During the past year and a little, Brian Gardner has been leading a project promoting Minimal living and thinking. Simplify! I’m a long-time Gardner fan. Despite the blazing fact that I have lived a spartan existence most of my life, usually by choice, I joined his No Sidebar project. Brian and varied eloquent and committed writers provided weekly articles about the benefits of Minimalism. Brian designed some delightful WordPress themes featuring minimal design with balance and clarity on the Genesis Frame. One special theme entitled No Sidebar has been added to the theme stable at StudioPress Themes. This theme is also part of the package with Rainmaker Platform.
I read (or read at) each email/post. I honestly looked for ways I could apply the minimalist thoughts to my life for a simpler life style. We do have a few things we ‘collect’ — it seemed to me that I could have these items when they gave me joy. Occasionally I threw an old garment away because it was not a ‘contributing’ part of my wardrobe. I got rid of paper. Enjoy the thought as much as I could, there wasn’t very much solid change in my life to achieve minimalism.
Clarifying Balance and Stopping Imbalance
I admire the decision Gardner advised readers of a few weeks ago. At NoSideBar.com, he explains how he was having such a good time building a minimalist culture, it became a bit of a monster; not very minimal at all. I’ve enjoyed reading the posts from contributors, even though I am, within my cluttered space, about as minimal as I can handle; not looking to diminish further.

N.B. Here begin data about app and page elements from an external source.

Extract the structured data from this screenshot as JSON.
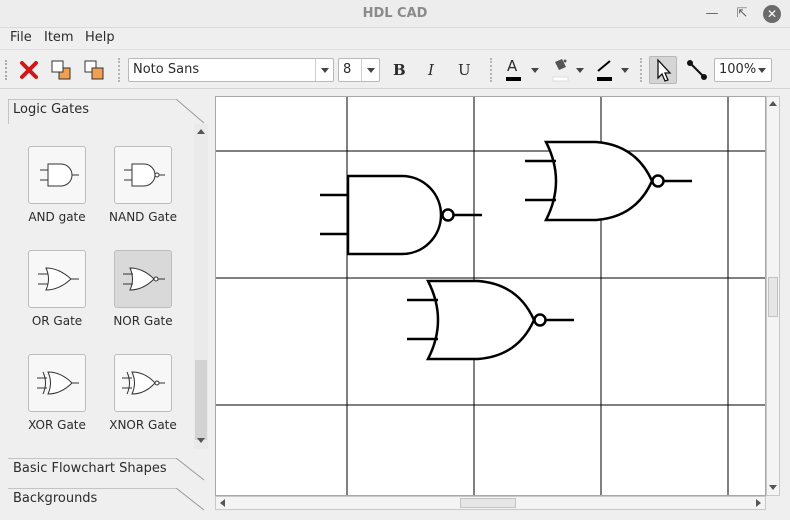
{
  "window": {
    "title": "HDL CAD"
  },
  "menubar": {
    "file": "File",
    "item": "Item",
    "help": "Help"
  },
  "toolbar": {
    "font_family": "Noto Sans",
    "font_size": "8",
    "bold": "B",
    "italic": "I",
    "underline": "U",
    "text_color_glyph": "A",
    "zoom": "100%"
  },
  "left_panel": {
    "sections": [
      "Logic Gates",
      "Basic Flowchart Shapes",
      "Backgrounds"
    ],
    "gates": [
      "AND gate",
      "NAND Gate",
      "OR Gate",
      "NOR Gate",
      "XOR Gate",
      "XNOR Gate"
    ]
  },
  "colors": {
    "accent_red": "#d01818",
    "orange": "#f0a050",
    "canvas_bg": "#ffffff",
    "grid": "#000000"
  }
}
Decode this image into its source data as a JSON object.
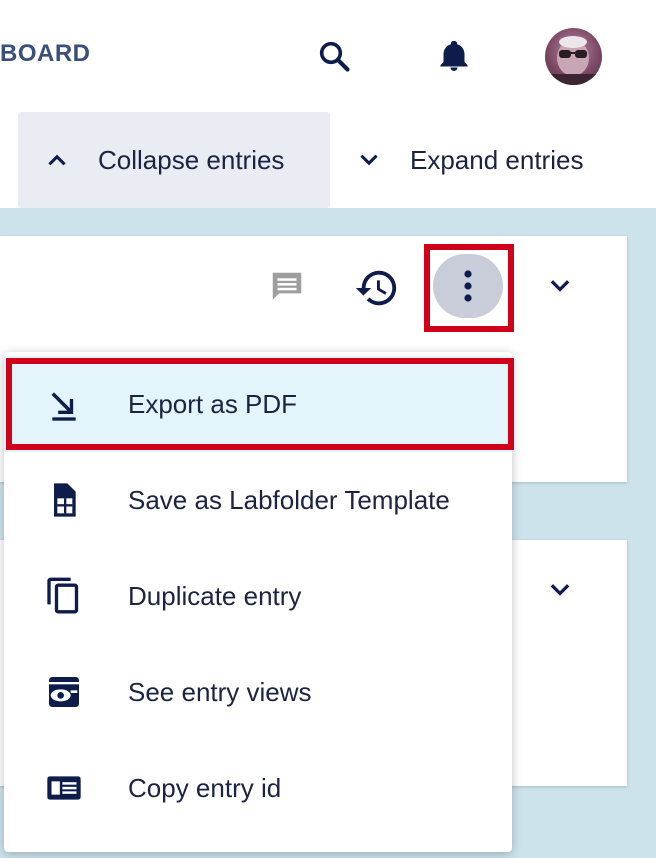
{
  "header": {
    "brand": "BOARD",
    "search_icon": "search-icon",
    "notifications_icon": "bell-icon",
    "avatar": "user-avatar"
  },
  "entry_toggles": {
    "collapse_label": "Collapse entries",
    "expand_label": "Expand entries"
  },
  "entry_toolbar": {
    "comment_icon": "comment-icon",
    "history_icon": "history-icon",
    "more_icon": "more-vertical-icon",
    "expand_icon": "chevron-down-icon"
  },
  "menu": {
    "items": [
      {
        "label": "Export as PDF",
        "icon": "export-pdf-icon",
        "selected": true
      },
      {
        "label": "Save as Labfolder Template",
        "icon": "template-icon"
      },
      {
        "label": "Duplicate entry",
        "icon": "duplicate-icon"
      },
      {
        "label": "See entry views",
        "icon": "views-icon"
      },
      {
        "label": "Copy entry id",
        "icon": "id-card-icon"
      }
    ]
  },
  "colors": {
    "accent_text": "#1c2340",
    "brand": "#3a4f7a",
    "highlight": "#d0021b",
    "canvas": "#cde3ec",
    "selected_row": "#e3f4fb"
  }
}
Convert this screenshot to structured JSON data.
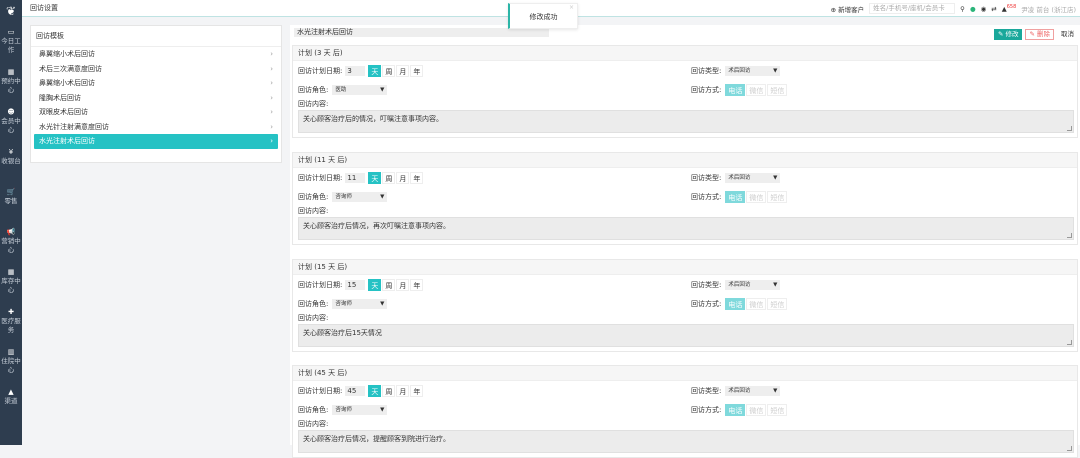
{
  "sidebar": {
    "items": [
      {
        "icon": "laptop-icon",
        "glyph": "▭",
        "label": "今日工作"
      },
      {
        "icon": "calendar-icon",
        "glyph": "▦",
        "label": "预约中心"
      },
      {
        "icon": "users-icon",
        "glyph": "☻",
        "label": "会员中心"
      },
      {
        "icon": "yen-icon",
        "glyph": "¥",
        "label": "收银台"
      },
      {
        "icon": "cart-icon",
        "glyph": "🛒",
        "label": "零售"
      },
      {
        "icon": "bullhorn-icon",
        "glyph": "📢",
        "label": "营销中心"
      },
      {
        "icon": "grid-icon",
        "glyph": "▦",
        "label": "库存中心"
      },
      {
        "icon": "medkit-icon",
        "glyph": "✚",
        "label": "医疗服务"
      },
      {
        "icon": "building-icon",
        "glyph": "▥",
        "label": "住院中心"
      },
      {
        "icon": "sitemap-icon",
        "glyph": "▲",
        "label": "渠道"
      }
    ]
  },
  "header": {
    "title": "回访设置",
    "new_customer": "新增客户",
    "search_placeholder": "姓名/手机号/座机/会员卡",
    "badge": "658",
    "user": "尹凌 前台 (浙江店)"
  },
  "toast": "修改成功",
  "templates": {
    "title": "回访模板",
    "items": [
      "鼻翼缩小术后回访",
      "术后三次满意度回访",
      "鼻翼缩小术后回访",
      "隆胸术后回访",
      "双眼皮术后回访",
      "水光针注射满意度回访",
      "水光注射术后回访"
    ],
    "active": 6
  },
  "detail": {
    "name": "水光注射术后回访",
    "edit": "修改",
    "delete": "删除",
    "cancel": "取消",
    "labels": {
      "date": "回访计划日期:",
      "type": "回访类型:",
      "role": "回访角色:",
      "method": "回访方式:",
      "content": "回访内容:"
    },
    "units": [
      "天",
      "周",
      "月",
      "年"
    ],
    "methods": [
      "电话",
      "微信",
      "短信"
    ],
    "plans": [
      {
        "header": "计划 (3 天 后)",
        "num": "3",
        "type": "术后回访",
        "role": "医助",
        "content": "关心顾客治疗后的情况，叮嘱注意事项内容。"
      },
      {
        "header": "计划 (11 天 后)",
        "num": "11",
        "type": "术后回访",
        "role": "咨询师",
        "content": "关心顾客治疗后情况，再次叮嘱注意事项内容。"
      },
      {
        "header": "计划 (15 天 后)",
        "num": "15",
        "type": "术后回访",
        "role": "咨询师",
        "content": "关心顾客治疗后15天情况"
      },
      {
        "header": "计划 (45 天 后)",
        "num": "45",
        "type": "术后回访",
        "role": "咨询师",
        "content": "关心顾客治疗后情况，提醒顾客到院进行治疗。"
      }
    ]
  },
  "colors": {
    "accent": "#25c2c4",
    "sidebar": "#2e3d4f",
    "danger": "#e66666"
  }
}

Sidebars for websites have become a visual item for comparison to real life. The policy, especially for retail, is to cram as much as possible into the long narrow spaces on the side or into the footer. When we look at all of the choices we have for using our time, there are enough delicious things to do to cram our extra time (sidebars) to overflowing. Between what looks ‘fun’ and ‘enriching’ to me and the activities that are the passion of friends, I can meet myself coming and going. And not taking time for roots to develop in any one thing. Passions are not grown, they are limited to the moment, all while looking around to make sure I’ve not missed some valuable, shiny thing. That’s only for my TIME. Add the accumulation in floor space, hard drives, money pits and the sidebars of life become craziness. Craziness for which the only asylum is DELETE.
While Brian and team are re-grouping to decide the future of No Sidebar, I encourage you to read their posts in place. If the future stops at this archive of thought about locking down your sidebars of life to stem overload, readers can benefit from the thoughts of folks who’ve been ‘in the sidebar trenches’ and find application for their own lives.
When No Sidebar became a mission for Brian Gardner, he wanted more control over his time (and probably energy). Where to break off the Work-Work-Work, then pursue a little Fun-Fun-Fun…when to STOP-STOP-STOP to evaluate what is the important foundational mission. That could be family, health, friends, hobbies…the things that make a person vital. Finding the balance is an eternal search. Being solely devoted to family, health, hobbies may not be as profitable as work. Without work and profit, the others face doom.
There is always ‘wiggle room’. Always a place to make a choice for balance or a choice for stupidity. Pay attention or pay a less pleasant price.
No Sidebar brought us deep thought, shared experiences, forever simple StudioPress Themes on the Genesis frame. The whole project utilized the efficiency and adventure of the new Rainmaker Platform to show us tools that can make our profitability work without having to support a multi-headed monster.